Ken Singleton in 2012
|Right fielder / Designated hitter|
June 10, 1947 |
New York City, New York
|June 24, 1970, for the New York Mets|
|Last MLB appearance|
|September 25, 1984, for the Baltimore Orioles|
|Runs batted in||1,065|
|Career highlights and awards|
Kenneth Wayne Singleton (born June 10, 1947) is an American former professional baseball player and current television sports commentator. He played as an outfielder and designated hitter in Major League Baseball for the New York Mets, Montreal Expos, and Baltimore Orioles.

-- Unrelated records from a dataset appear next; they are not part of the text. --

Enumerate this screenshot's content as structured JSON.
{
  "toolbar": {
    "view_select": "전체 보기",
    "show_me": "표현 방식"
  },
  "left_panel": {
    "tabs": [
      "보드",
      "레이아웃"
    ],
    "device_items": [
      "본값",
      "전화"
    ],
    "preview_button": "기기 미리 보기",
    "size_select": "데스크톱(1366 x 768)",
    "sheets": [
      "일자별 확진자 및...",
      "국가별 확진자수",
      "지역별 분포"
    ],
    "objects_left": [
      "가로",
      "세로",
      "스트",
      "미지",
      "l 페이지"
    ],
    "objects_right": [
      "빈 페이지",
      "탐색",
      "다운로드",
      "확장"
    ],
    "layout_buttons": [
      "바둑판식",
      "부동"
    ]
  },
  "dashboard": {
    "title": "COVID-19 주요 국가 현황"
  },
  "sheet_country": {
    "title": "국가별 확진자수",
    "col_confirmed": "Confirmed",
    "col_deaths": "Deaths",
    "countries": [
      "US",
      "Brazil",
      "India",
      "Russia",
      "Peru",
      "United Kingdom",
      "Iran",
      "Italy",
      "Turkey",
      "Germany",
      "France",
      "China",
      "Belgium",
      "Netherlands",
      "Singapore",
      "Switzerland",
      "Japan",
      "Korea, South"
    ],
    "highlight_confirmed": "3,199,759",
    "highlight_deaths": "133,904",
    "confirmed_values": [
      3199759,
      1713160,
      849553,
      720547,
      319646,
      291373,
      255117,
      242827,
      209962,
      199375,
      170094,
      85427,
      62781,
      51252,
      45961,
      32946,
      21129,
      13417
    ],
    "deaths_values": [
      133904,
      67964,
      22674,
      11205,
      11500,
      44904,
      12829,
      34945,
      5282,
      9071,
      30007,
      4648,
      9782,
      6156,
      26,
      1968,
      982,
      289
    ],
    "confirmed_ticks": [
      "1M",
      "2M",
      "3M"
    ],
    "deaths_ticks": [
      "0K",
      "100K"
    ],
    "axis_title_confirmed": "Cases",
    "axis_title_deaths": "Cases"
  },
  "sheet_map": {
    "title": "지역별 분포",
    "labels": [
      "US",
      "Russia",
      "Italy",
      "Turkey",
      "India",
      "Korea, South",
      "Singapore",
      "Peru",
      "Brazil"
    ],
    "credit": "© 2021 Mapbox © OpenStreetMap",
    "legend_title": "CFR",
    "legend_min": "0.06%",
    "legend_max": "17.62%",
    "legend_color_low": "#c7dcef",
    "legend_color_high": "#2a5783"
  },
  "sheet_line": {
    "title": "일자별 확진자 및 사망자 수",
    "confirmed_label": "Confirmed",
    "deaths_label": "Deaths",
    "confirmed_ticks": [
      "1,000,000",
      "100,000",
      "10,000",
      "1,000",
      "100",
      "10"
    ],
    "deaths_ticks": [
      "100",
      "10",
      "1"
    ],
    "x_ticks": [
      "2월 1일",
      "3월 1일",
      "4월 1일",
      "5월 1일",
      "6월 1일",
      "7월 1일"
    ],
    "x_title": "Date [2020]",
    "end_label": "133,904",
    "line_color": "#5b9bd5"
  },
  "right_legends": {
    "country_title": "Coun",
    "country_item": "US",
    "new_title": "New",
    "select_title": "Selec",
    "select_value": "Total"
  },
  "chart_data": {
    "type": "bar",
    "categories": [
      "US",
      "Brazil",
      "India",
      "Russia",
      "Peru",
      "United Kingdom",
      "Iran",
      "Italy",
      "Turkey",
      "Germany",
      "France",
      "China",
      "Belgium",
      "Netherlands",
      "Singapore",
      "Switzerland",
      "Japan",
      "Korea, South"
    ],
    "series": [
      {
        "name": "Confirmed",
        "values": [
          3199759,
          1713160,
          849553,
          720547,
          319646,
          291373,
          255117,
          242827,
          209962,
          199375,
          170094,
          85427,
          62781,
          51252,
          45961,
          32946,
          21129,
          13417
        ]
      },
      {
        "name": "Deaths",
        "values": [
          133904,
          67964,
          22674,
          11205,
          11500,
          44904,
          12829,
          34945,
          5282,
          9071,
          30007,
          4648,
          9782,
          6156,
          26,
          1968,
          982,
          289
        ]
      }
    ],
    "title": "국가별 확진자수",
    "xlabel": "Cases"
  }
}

Born in Manhattan, New York City, and raised in nearby Mount Vernon, Singleton played both baseball and basketball in high school. He also played baseball in the Bronx Federation League at Macombs Dam Park, across the street from Yankee Stadium. Singleton was drafted out of Hofstra University by the New York Mets as the third overall pick in the 1st round of the 1967 Major League Baseball draft. He made his major league debut with the Mets on June 24, 1970 at the age of 23. In April 1972, he was part of a package traded to the Montreal Expos for Rusty Staub.
Singleton's best year of the three in Montreal was 1973, when he led the league in on-base percentage (one of nine top-ten finishes in that category over the course of his career) and collected 23 home runs, 103 RBIs and a .302 batting average (his first .300 season).
Singleton was acquired along with Mike Torrez by the Baltimore Orioles from the Expos in exchange for Dave McNally, Rich Coggins and pitcher Bill Kirkpatrick on December 4, 1974. During his ten years in Baltimore, Singleton played the best baseball of his career as the Orioles won two pennants, in 1979 and 1983, and won the 1983 World Series. In 1977, he posted a career-high .328 batting average, third highest in the American League. In 1979 he had career-highs with 35 home runs and 111 RBIs. Singleton played in his final major league game on September 25, 1984, at the age of 37.
In a fifteen-year major league career, Singleton played in 2,082 games, accumulating 2,029 hits in 7,189 at bats for a .282 career batting average along with 246 home runs, 1,065 runs batted in and an on-base percentage of .388. He had a career .980 fielding percentage. Singleton ranks among the Orioles all-time leaders in numerous offensive statistics. An All-Star in 1977, 1979 and 1981, he won the Roberto Clemente Award in 1982. His highest finish in the Most Valuable Player Award balloting was in 1979, when he finished second to Don Baylor. He was third in 1977, behind Al Cowens and the winner, Rod Carew.
Currently, Singleton is a commentator for the New York Yankees on the YES Network, serving as both a color commentator and play-by-play announcer, along with partner and play-by-play announcer Michael Kay. He also worked as an announcer for Yankee games on the MSG Network, before the inception of YES and joined the Yankees broadcasting team in 1997.
After retiring as a baseball player, Singleton began his broadcasting career as a sportscaster for WJZ-TV in Baltimore in the middle 1980s and TSN in Canada, first as a color commentator on telecasts for the Toronto Blue Jays (1985 and 1986) and then as a television color commentator and as a radio play-by-play and color commentator for the Montreal Expos (1987 to 1996). His famous calls include "This one is gone" for a home run and "Look out!" for a hard hit foul ball into the crowd or dugout, or when a pitch comes close to/hits a batter. He will also occasionally call a pitch a "chuck and duck" for a ball hit right back toward the pitcher. He also calls a pitch down the heart of the plate a "cookie".
Singleton grew up in a house in Mount Vernon, New York, once owned by the family of former Brooklyn Dodger Ralph Branca. According to broadcast references, Singleton still resides in the Baltimore area.
Singleton sits on the Board of Directors for the Cool Kids Campaign, a non-profit organization based in Towson, Maryland. One of Singleton's roles on the Board of Directors is to host the Celebrity Golf Tournament each June.
In the 1986 edition of the Bill James Historical Baseball Abstract, James' wife Susan McCarthy picked Ken Singleton as one of the best-looking players in the 1970s. In a subsequent edition, James wrote that, upon reading the entry, Singleton sent her a thank-you card.